To continue the string of Jellyfish coverage, the Washington Post profiled Jellyfish in a Sunday “Buzzworthy” feature that described how Jellyfish works and how they started out.
This is the first time that Jellyfish has been covered in the Post (but certainly not the first time it’s been covered in major newspapers).
It’s a glowing profile and reveals a few tidbits:
- The average site discount is 45 percent off.
- It takes within 60 days to get your cash back discount.
- Flocks of rubber chickens sell faster than iPods and go for 30 percent off. (Stay on the lookout!)
Smack Shopping has become the clear differentiator for Jellyfish, which is being leveraged not only for press but to draw shoppers into the site.
It’s a bigger attraction than Jellyfish’s original cash-back model — which is a differentiator in and of itself — but it’s harder to have faith in something you can’t see. The point is that Smack shows REAL PEOPLE getting REAL DISCOUNTS in REAL TIME as opposed to buying something on your own and hoping that the money comes through.
Plus, it’s just more fun competing against the clock and other people.

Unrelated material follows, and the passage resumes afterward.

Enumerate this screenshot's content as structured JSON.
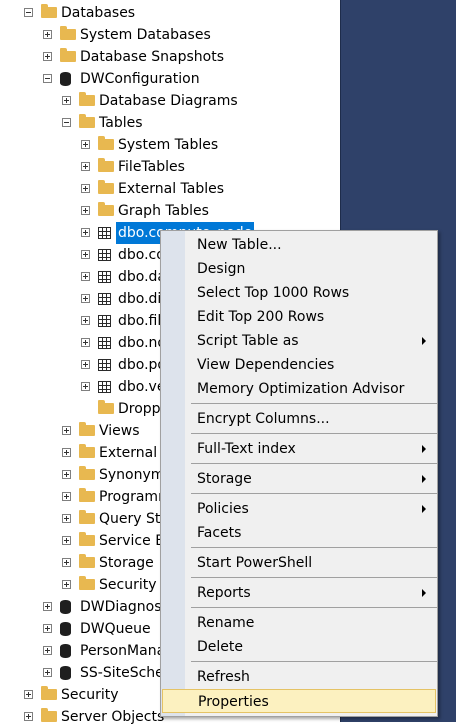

Jellyfish also just changed Smack to drop the actual price, not just the cash back percentage — as well as expanding Smack to occur around the clock from midnight to 10 p.m.
I think that Smack should continue to be leveraged as a key differentiator for Jellyfish, but it’s become overwhelming with the around-the-clock model. Simplicity is key for something like this and the once-daily SmackDaddy show was a great pivot point — now I wonder how the traffic is fanning out. Or this could be just one big experiment.
Written by Scott Hurff. scott.hurff at channeladvisor (that’s dot com).